It was also very different than it was in the early church. The term “saint” of course simply means “holy one” (Greek agios), and was used by St. Paul to describe any baptized and faithful Christian. Certain people whose Christian faith was clearly authentic and whose lives merited wider attention, were called saints, or described as “holy” (e.g., not just “Paul”, but “holy Paul”). This of course included the martyrs, believers who had suffered for their Lord. There was no process of canonization required; the conviction and declaration of the local church that these people were truly holy was sufficient. Such was the credibility of the laity’s testimony, and the Church’s confidence that its faithful could discern true holiness when they saw it. If a church’s bishop was martyred, for example, the faithful treasured the story of their bishop’s heroic end and accorded him the appropriate honour. They would keep and venerate his relics, celebrate his martyrdom at its yearly anniversary, and ask for his heavenly intercession. It was a strictly local affair, and if other churches from neighbouring cities didn’t want to join in the acknowledgment of that bishop, they didn’t have to, and no one tried to make them. But examples of heroic holiness were rare enough, and usually the neighbouring churches were all too happy to acknowledge the sanctity and tell the story of any martyr. Such stories were shared with Christians in other cities, and sometimes relics were also shared, so that the martyr’s anniversary celebration in one city was sometimes kept in neighbouring cities as well.

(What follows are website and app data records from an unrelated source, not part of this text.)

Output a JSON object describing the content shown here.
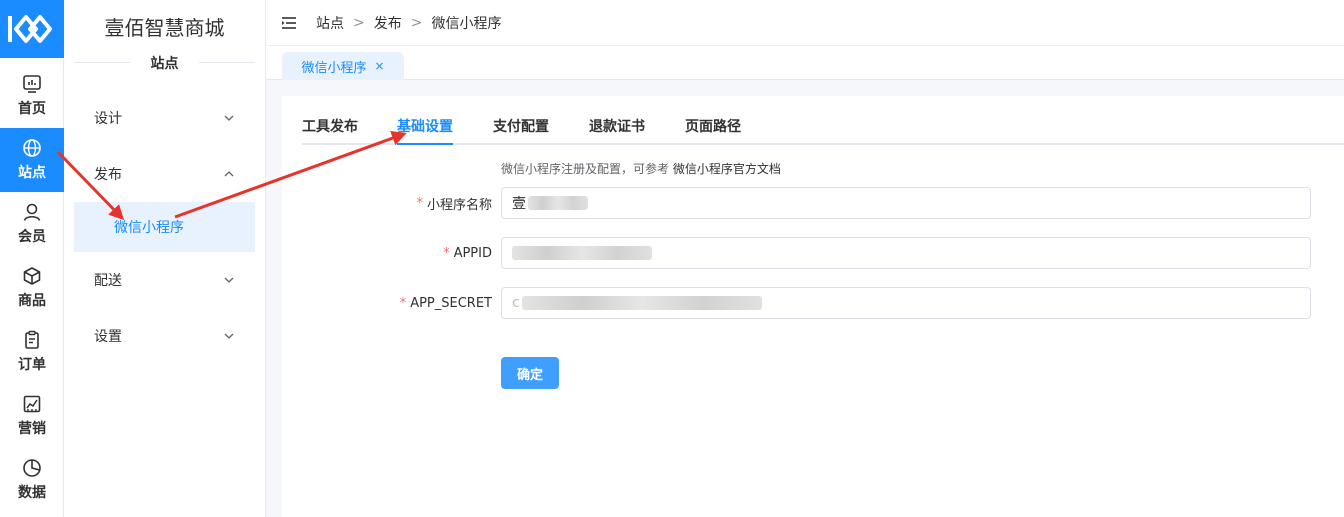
{
  "rail": {
    "items": [
      {
        "label": "首页",
        "icon": "monitor-icon"
      },
      {
        "label": "站点",
        "icon": "globe-icon"
      },
      {
        "label": "会员",
        "icon": "user-icon"
      },
      {
        "label": "商品",
        "icon": "box-icon"
      },
      {
        "label": "订单",
        "icon": "clipboard-icon"
      },
      {
        "label": "营销",
        "icon": "chart-icon"
      },
      {
        "label": "数据",
        "icon": "pie-icon"
      }
    ],
    "active_label": "站点"
  },
  "sidebar": {
    "title": "壹佰智慧商城",
    "section": "站点",
    "menu": [
      {
        "label": "设计"
      },
      {
        "label": "发布"
      },
      {
        "label": "配送"
      },
      {
        "label": "设置"
      }
    ],
    "submenu_active": "微信小程序"
  },
  "header": {
    "breadcrumb": [
      "站点",
      "发布",
      "微信小程序"
    ],
    "separator": ">"
  },
  "page_tab": {
    "label": "微信小程序",
    "close": "×"
  },
  "tabs": [
    "工具发布",
    "基础设置",
    "支付配置",
    "退款证书",
    "页面路径"
  ],
  "active_tab": "基础设置",
  "form": {
    "hint_prefix": "微信小程序注册及配置，可参考",
    "hint_link": "微信小程序官方文档",
    "fields": [
      {
        "label": "小程序名称",
        "value": "壹",
        "required": "*"
      },
      {
        "label": "APPID",
        "value": "",
        "required": "*"
      },
      {
        "label": "APP_SECRET",
        "value": "c",
        "required": "*"
      }
    ],
    "submit": "确定"
  },
  "colors": {
    "accent": "#1a8cff",
    "button": "#409eff",
    "arrow": "#e8332a",
    "required": "#f56c6c"
  }
}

Orthodoxy is heir to this local and informal practice of the early church. We are somewhat more formal than our ancestors were. Nowadays, a potential saint is discussed by the local synod of bishops, and discussions are held about whether or not to canonize him or her. Then the liturgical services are written, and the icon painted, and the day for official canonization (called the saint’s “glorification”) arrives. The final memorial service is said for him, and then prayers are no longer said for him, but rather to him. But even before this final episcopal process begins, the people still know whether or not the “candidate” is a saint. As in the earlier days, the Church still recognizes holiness when it sees it, and local “unofficial” veneration always precedes the “official” one. After all, it is God who makes saints, not bishops. And it seems clear enough that God has made twenty-one new saints in Libya lately. Whether or not the bishops give their official stamp of liturgical approval is almost irrelevant insofar as goes the love and veneration of the people of God. It seems likely that the bishops, whose divine task it is to lead the Church and be its liturgical voice, will respond by officially glorifying these martyrs. The laity have said Axios! and the bishops may well respond Amen!